The Genesee County Land Bank Authority (GCLBA), a government organization that manages tax-foreclosed properties, is moving forward with a $45 million plan to demolish more than 2,000 blighted homes in the county. The proposal was given final approval by Flint, Michigan’s city council April 12.
Most of the demolition will take place in Flint. The total number of houses set for demolition is 2,415, including 2,265 in Flint, 94 percent of the proposed program.
“There are about 7,000 households that sit next to these public blighted properties,” says Michael Freeman, executive director of the GCLBA. “If you do the math, there are about three people per household, so that's 21,000 people who are adversely affected by blighted structures in the city. That's roughly one-quarter of the population of a city that must deal with these properties.”
The goal of the project is to uplift the households located near the blighted houses. This project is expected to increase property values for the houses near blighted properties by 4.2 percent and decrease the abandonment in these communities by 2.5 percent.
Freeman says he hopes to demolish 500 homes by the end of the year. In 2023 and 2024, he says the organization plans to demolish 1,000 homes respectively. The land bank will select structures for demolition by using various criteria such as the rate of the building's decay and the sturdiness of its structure. It is also taking input from residents and the local governments.
“All these expenditures have to be completed by no later than 2026,” he says. “That's the federal grant period for completion. However, we would love to be able to do this in three years.”
During the demolition process, the authority says it will provide the city with the tools to identify privately-owned homes that need to be repaired or demolished.

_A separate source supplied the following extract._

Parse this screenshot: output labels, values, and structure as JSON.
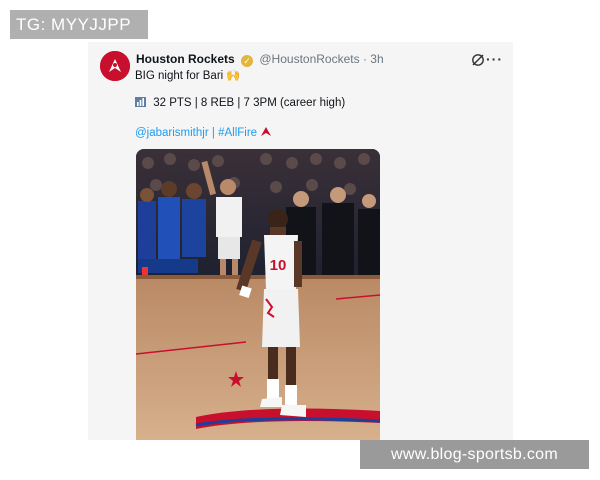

The cost of the project will be split among three different entities. Flint will pay $16 million, while the county will pay $8 million and $21.3 million in grants will come from the state of Michigan and the Mott Foundation, a Flint-based nonprofit.
The GCLBA is undergoing a procurement process for demolition contractors in the area. Freeman says the organization will rely on various minority or female-owned businesses to demolish the homes in the program.
The GCLBA recently completed a similar demolition project which began in 2014, was completed in 2020 and cost $67.5 million, Freeman says. The organization demolished more than 4,000 homes in Flint during that period.